START Dataset entries

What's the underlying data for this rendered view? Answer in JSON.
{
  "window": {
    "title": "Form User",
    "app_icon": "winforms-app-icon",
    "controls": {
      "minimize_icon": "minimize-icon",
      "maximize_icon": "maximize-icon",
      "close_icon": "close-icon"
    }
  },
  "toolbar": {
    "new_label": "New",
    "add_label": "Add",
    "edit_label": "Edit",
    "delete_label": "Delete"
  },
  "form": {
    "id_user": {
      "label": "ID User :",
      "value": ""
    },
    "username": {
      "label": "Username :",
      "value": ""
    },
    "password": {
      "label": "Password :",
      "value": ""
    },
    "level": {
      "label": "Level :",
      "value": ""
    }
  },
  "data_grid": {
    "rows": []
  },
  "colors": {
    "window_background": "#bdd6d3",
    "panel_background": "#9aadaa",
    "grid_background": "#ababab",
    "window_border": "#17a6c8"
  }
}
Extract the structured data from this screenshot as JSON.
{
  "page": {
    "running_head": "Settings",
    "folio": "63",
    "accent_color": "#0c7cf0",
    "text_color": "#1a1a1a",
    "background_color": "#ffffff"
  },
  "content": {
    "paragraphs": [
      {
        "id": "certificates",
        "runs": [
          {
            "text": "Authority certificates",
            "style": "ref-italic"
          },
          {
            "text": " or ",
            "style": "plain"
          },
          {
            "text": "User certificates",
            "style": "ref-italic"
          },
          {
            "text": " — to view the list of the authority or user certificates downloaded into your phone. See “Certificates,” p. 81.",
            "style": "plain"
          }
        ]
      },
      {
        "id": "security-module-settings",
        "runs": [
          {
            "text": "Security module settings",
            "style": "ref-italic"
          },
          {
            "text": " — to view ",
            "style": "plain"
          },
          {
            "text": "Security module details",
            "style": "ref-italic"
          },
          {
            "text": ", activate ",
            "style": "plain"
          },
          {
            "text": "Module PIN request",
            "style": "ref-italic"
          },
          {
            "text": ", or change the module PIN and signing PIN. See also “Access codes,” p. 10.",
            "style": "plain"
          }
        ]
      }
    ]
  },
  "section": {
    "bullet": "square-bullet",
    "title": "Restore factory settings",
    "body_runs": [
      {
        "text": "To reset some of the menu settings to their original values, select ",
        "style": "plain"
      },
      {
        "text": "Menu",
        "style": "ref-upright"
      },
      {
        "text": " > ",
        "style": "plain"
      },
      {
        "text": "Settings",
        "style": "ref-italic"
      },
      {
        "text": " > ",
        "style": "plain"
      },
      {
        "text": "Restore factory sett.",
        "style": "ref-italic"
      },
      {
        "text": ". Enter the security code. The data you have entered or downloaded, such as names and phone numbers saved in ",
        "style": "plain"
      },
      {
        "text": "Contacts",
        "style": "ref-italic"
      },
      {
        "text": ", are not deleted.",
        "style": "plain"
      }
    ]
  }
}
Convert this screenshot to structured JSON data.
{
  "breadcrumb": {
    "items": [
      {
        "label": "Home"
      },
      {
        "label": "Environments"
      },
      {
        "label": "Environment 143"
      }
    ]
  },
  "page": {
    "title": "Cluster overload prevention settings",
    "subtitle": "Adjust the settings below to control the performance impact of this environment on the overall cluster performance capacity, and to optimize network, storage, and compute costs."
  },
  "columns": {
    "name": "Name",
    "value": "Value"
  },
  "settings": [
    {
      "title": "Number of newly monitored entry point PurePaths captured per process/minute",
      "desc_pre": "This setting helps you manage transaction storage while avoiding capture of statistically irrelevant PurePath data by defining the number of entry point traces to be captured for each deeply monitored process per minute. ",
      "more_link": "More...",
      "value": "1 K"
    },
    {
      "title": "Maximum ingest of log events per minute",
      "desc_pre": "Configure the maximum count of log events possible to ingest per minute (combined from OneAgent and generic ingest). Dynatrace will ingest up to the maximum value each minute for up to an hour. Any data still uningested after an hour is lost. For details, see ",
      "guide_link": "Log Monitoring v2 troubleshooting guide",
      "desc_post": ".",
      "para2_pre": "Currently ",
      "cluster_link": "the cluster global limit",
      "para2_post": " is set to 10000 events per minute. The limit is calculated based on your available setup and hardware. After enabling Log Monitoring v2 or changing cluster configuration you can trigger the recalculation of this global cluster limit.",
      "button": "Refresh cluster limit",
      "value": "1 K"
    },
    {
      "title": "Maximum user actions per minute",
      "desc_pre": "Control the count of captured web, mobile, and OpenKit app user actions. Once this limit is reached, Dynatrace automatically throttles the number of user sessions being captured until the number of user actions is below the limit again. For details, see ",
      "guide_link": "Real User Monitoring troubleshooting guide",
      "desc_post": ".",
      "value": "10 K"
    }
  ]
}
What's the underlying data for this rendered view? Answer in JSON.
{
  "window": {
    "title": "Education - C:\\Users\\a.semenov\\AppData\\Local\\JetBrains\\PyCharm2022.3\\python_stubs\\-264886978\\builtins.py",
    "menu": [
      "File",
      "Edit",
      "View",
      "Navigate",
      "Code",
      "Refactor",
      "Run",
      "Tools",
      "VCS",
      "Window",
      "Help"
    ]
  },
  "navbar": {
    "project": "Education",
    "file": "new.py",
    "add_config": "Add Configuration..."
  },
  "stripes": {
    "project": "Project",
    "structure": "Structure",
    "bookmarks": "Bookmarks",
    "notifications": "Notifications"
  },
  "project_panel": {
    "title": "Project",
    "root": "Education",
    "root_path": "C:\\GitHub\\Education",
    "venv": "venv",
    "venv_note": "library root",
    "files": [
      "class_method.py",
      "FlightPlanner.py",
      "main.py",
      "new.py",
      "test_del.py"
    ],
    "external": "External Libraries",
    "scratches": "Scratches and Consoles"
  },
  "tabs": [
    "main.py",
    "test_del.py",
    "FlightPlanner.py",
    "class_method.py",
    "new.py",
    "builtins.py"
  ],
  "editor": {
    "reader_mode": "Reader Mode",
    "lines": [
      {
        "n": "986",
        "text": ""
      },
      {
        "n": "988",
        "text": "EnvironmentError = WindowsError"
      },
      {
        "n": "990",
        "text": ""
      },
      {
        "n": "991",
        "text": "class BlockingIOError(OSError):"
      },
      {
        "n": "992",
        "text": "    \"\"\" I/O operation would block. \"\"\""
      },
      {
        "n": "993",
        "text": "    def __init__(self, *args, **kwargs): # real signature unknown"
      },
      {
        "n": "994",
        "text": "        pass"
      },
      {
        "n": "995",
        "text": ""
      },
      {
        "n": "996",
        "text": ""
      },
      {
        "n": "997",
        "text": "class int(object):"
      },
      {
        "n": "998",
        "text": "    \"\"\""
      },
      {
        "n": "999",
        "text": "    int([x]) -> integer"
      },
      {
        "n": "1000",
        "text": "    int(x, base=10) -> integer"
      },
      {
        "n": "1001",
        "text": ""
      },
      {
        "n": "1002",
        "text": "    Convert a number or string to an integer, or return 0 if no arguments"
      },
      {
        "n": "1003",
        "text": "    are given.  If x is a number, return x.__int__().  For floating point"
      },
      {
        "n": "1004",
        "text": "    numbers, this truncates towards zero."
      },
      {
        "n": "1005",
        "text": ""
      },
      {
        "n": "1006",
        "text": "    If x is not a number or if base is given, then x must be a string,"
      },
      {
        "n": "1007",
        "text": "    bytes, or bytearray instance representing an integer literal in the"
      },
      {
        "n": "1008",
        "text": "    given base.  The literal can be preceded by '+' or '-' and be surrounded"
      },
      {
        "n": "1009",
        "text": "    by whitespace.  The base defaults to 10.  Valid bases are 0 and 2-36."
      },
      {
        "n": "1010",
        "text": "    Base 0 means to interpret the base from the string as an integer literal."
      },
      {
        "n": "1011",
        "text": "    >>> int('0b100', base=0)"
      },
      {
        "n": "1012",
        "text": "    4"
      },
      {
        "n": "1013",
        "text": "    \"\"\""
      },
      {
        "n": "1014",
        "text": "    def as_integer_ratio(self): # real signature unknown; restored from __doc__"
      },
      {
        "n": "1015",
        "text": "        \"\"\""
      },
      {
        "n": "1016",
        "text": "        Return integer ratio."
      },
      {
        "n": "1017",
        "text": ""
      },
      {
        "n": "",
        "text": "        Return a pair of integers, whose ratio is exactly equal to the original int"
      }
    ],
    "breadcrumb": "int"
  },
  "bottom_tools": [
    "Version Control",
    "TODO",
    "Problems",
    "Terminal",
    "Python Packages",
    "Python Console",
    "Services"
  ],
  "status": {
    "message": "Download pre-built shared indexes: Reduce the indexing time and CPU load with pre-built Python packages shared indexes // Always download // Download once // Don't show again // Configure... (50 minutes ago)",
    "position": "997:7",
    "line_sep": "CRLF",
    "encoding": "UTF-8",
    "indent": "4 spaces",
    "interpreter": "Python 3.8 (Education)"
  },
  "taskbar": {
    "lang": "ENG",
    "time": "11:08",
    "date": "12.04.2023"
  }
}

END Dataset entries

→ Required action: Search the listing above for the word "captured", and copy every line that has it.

→ Exercise answer:
      "title": "Number of newly monitored entry point PurePaths captured per process/minute",
      "desc_pre": "This setting helps you manage transaction storage while avoiding capture of statistically irrelevant PurePath data by defining the number of entry point traces to be captured for each deeply monitored process per minute. ",
      "desc_pre": "Control the count of captured web, mobile, and OpenKit app user actions. Once this limit is reached, Dynatrace automatically throttles the number of user sessions being captured until the number of user actions is below the limit again. For details, see ",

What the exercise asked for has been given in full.